• _Work request_: Restate the data word for word. Leave the pictures out.

Data records for software interfaces
((
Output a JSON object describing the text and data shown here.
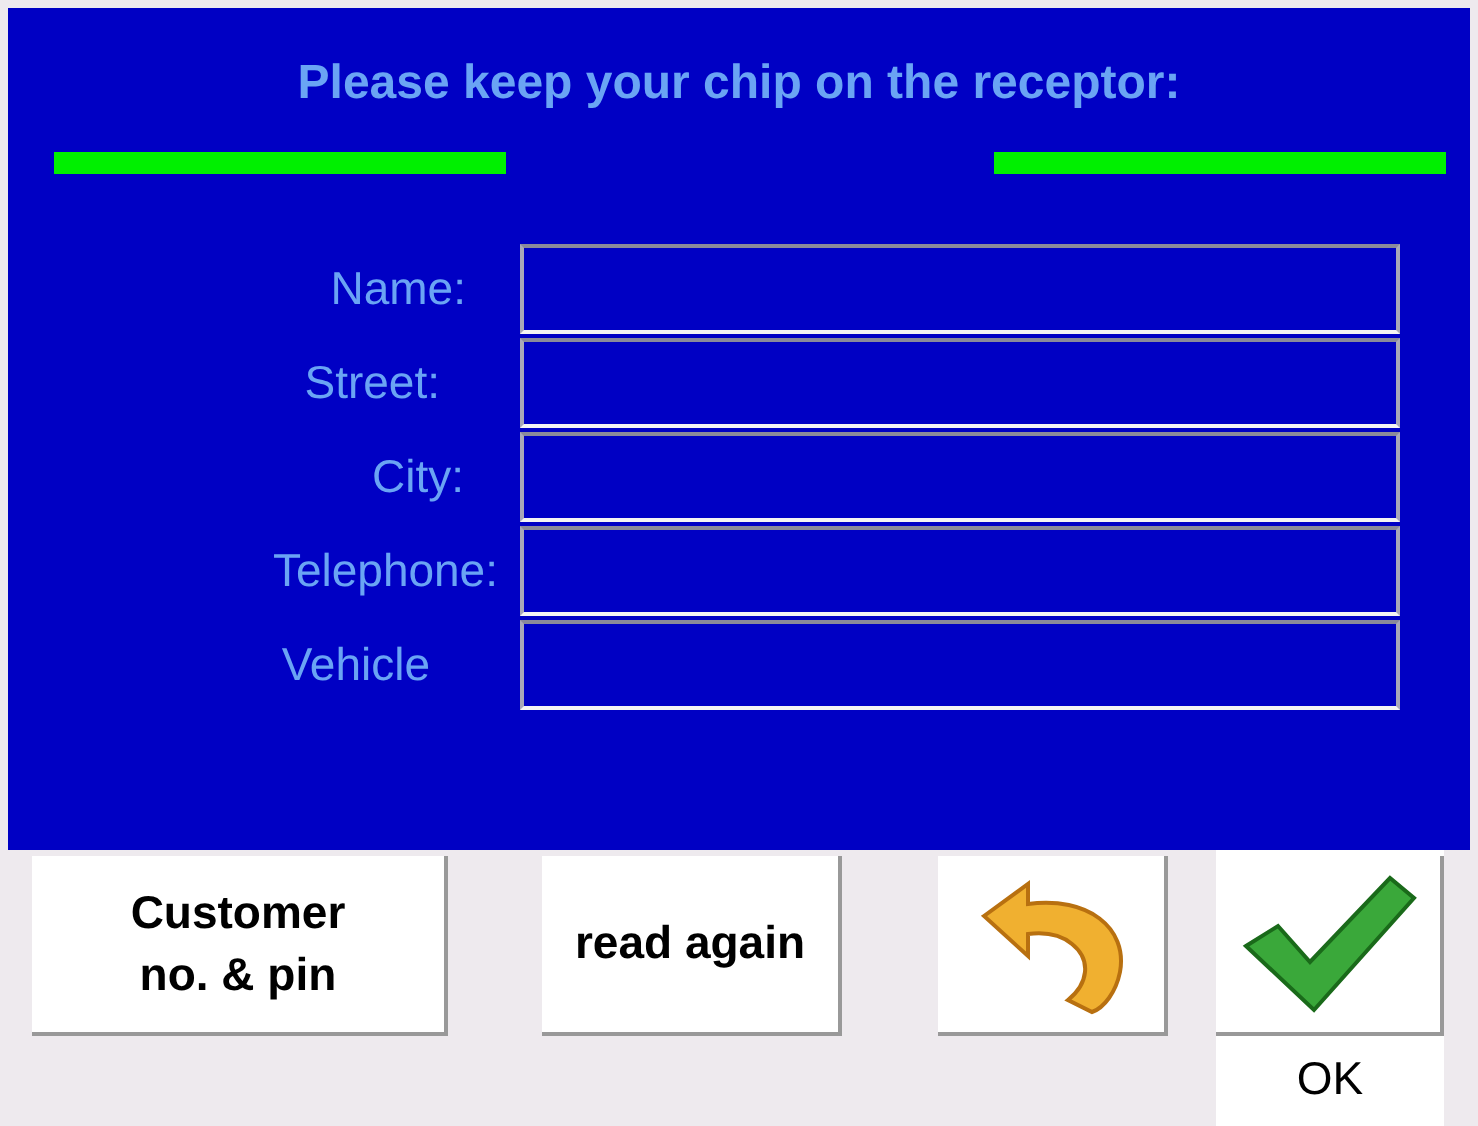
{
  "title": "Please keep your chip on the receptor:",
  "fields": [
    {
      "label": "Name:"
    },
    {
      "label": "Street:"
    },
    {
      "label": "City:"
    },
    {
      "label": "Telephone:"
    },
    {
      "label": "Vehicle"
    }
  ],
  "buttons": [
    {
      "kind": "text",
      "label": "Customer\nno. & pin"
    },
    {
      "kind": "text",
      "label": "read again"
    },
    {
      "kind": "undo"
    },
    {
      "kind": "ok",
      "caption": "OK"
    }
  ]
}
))
• _Reply_:
Output a JSON object describing the text and data shown here.
{
  "title": "Please keep your chip on the receptor:",
  "fields": [
    {
      "label": "Name:"
    },
    {
      "label": "Street:"
    },
    {
      "label": "City:"
    },
    {
      "label": "Telephone:"
    },
    {
      "label": "Vehicle"
    }
  ],
  "buttons": [
    {
      "kind": "text",
      "label": "Customer\nno. & pin"
    },
    {
      "kind": "text",
      "label": "read again"
    },
    {
      "kind": "undo"
    },
    {
      "kind": "ok",
      "caption": "OK"
    }
  ]
}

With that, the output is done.